Now it's time for my evening tea, and then to bed. Tomorrow will be filled with glass... or fiber... or maybe a bit of each! Have yourselves a happy and creative day!
I've had birds on my mind for quite awhile now. Maybe it's because our neighborhood has changed over the last few years. The crows moved in, and I don't hear as many other birds as I used to. The mocking birds are now rather scarce, and I miss them! When I first noticed the preponderance of crows I started taking pictures of them in my back yard. One day I took my camera through the neighborhood to see what they were up to.
I've also been collecting pictures of birds in print and on the web... I even bought a ring from Kate McKinnon that has birds on it. She had them at the Bead & Button Show and I just couldn't resist!
Here are some of my birds from the 'hood. I like this guy - coming in for a landing to join the party.
I don't know what this poor bird did, but he/she sure is getting a scolding!
And this guy really likes living dangerously.

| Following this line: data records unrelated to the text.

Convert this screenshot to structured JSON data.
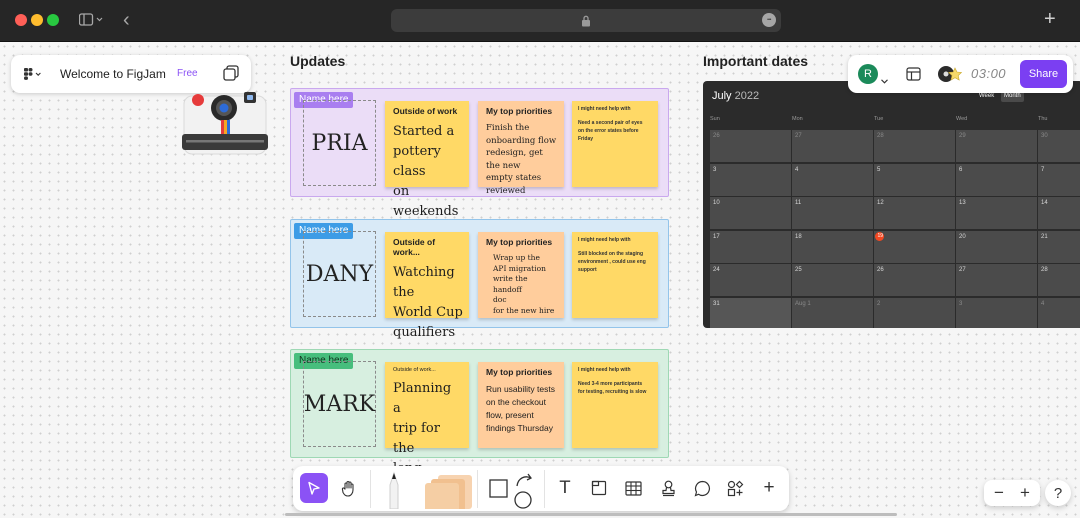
{
  "browser": {
    "new_tab_glyph": "+",
    "back_glyph": "‹",
    "more_glyph": "•••"
  },
  "header": {
    "logo": "figjam-logo-icon",
    "title": "Welcome to FigJam",
    "badge": "Free"
  },
  "top_right": {
    "avatar_letter": "R",
    "avatar_color": "#1b8a5a",
    "timer": "03:00",
    "share_label": "Share",
    "share_color": "#7b3ff2"
  },
  "updates": {
    "title": "Updates",
    "rows": [
      {
        "tag": "Name here",
        "name": "PRIA",
        "bg": "#ebddf7",
        "border": "#c9a8ee",
        "tag_color": "#a97ef0",
        "outside_head": "Outside of work",
        "outside_text": [
          "Started a",
          "pottery class",
          "on weekends"
        ],
        "priorities_head": "My top priorities",
        "priorities_text": [
          "Finish the",
          "onboarding flow",
          "redesign, get the new",
          "empty states reviewed"
        ],
        "help_head": "I might need help with",
        "help_text": [
          "Need a second pair of eyes",
          "on the error states before",
          "Friday"
        ]
      },
      {
        "tag": "Name here",
        "name": "DANY",
        "bg": "#d9eaf7",
        "border": "#93c4ea",
        "tag_color": "#3d9ce6",
        "outside_head": "Outside of work...",
        "outside_text": [
          "Watching the",
          "World Cup",
          "qualifiers"
        ],
        "priorities_head": "My top priorities",
        "priorities_text": [
          "Wrap up the",
          "API migration",
          "write the handoff",
          "doc",
          "for the new hire"
        ],
        "help_head": "I might need help with",
        "help_text": [
          "Still blocked on the staging",
          "environment , could use eng",
          "support"
        ]
      },
      {
        "tag": "Name here",
        "name": "MARK",
        "bg": "#d7efe0",
        "border": "#9ed8b4",
        "tag_color": "#47be7d",
        "outside_head": "Outside of work...",
        "outside_text": [
          "Planning a",
          "trip for the",
          "long weekend"
        ],
        "priorities_head": "My top priorities",
        "priorities_text": [
          "Run usability tests",
          "on the checkout",
          "flow, present",
          "findings Thursday"
        ],
        "help_head": "I might need help with",
        "help_text": [
          "Need 3-4 more participants",
          "for testing, recruiting is slow"
        ]
      }
    ]
  },
  "dates": {
    "title": "Important dates",
    "calendar": {
      "month": "July",
      "year": "2022",
      "view_week": "Week",
      "view_month": "Month",
      "days": [
        "Sun",
        "Mon",
        "Tue",
        "Wed",
        "Thu"
      ],
      "weeks": [
        [
          "26",
          "27",
          "28",
          "29",
          "30"
        ],
        [
          "3",
          "4",
          "5",
          "6",
          "7"
        ],
        [
          "10",
          "11",
          "12",
          "13",
          "14"
        ],
        [
          "17",
          "18",
          "19",
          "20",
          "21"
        ],
        [
          "24",
          "25",
          "26",
          "27",
          "28"
        ],
        [
          "31",
          "Aug 1",
          "2",
          "3",
          "4"
        ]
      ],
      "today": "19"
    }
  },
  "bottom_toolbar": {
    "tools": [
      "select-arrow-icon",
      "hand-icon",
      "marker-icon",
      "sticky-stack-icon",
      "shapes-icon",
      "text-icon",
      "section-icon",
      "table-icon",
      "stamp-icon",
      "comment-icon",
      "widgets-icon",
      "plus-icon"
    ],
    "text_glyph": "T",
    "plus_glyph": "+"
  },
  "zoom": {
    "minus": "−",
    "plus": "+",
    "help": "?"
  }
}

Today I decided to do something different in the wet lab - I made my first wall hanging. And, of course, I had to put a bird in there. Right now it's still a work in progress. I'm not quite sure how I'm going to embellish it, but I'll definitely be adding "stuff" to this piece. And I had so much fun with it that I'm sure there will be more of these in my future. I learned a lot during this process - things that I did wrong, things to look out for. But that's what it's all about, isn't it? Days in which I learn something new are little treasures! Here's a section of my wall hanging, waiting for some enhancements.
And once again it has gotten to be time for sleeping. I'll be dreaming about my next wall piece for sure. Have yourselves a happy and creative day!
I'm just about to head out the door to teach my bead making class. But I want to show you the finished vessel before I leave - I got it done last night! I had originally planned on using one more item on it but it was too heavy and pulled the vessel over. I didn't want to add a counterweight on the other side of the vessel, so I decided to simplify. And sometimes simple is better - I've very happy with this piece!
In case you're wondering, there's a feather at the top of the vessel. It isn't permanently attached in case the future owner of this piece wants to remove it. I was rather amazed at how well it picks up the pattern I put into the top part of the vessel, that was not at all intentional.
I will leave you with my finished work of the day - and perhaps I'll have another WIP to show you later this week. For now, have a happy and creative day!
I spent the day working on my "earthy" vessel on which I will use one of the crackle white raku donuts that I acquired from MAKUstudio. It's all fulled and is on the rack drying - yay! What a job it was... mainly because I made a mistake. I pulled out the wrong template and was part way through building it when I realized that the template was way too big. OMGosh, it was challenging fulling this one and getting a decent shape on it!
Here are a few WIP pix that I took during layer 4. I built this vessel with 6 layers of "stuff". The dark fibers are Merino wool, the light fibers are Harrisville fleece which is a Merino cross fiber. It behaves very differently from the pure Merino and it was a bit tough combining the two. Now I have a vessel that has distinctly different textures on the top and the bottom, which I think adds a lot of interest! The colors and patterns in this one, which I haven't added in these pictures, are VERY subtle. I'll have another picture for you later in the week so you can see how I finished the top layer.
Dry Fibers - Layer 4
Layer 4 Wet
Sure doesn't look like much here, but the finished vessel looks quite nice.
And now I'm off to bed so I can get an early start in the morning. Go have yourselves a happy and creative day!
I love to "make stuff" - glass beads, jewelry, fiber art, whatever catches my fancy.
I am a full time artisan, having left the world of software development after a long successful career.
I love nature... color... texture... music... gourmet food... and Jack Russell Terriers.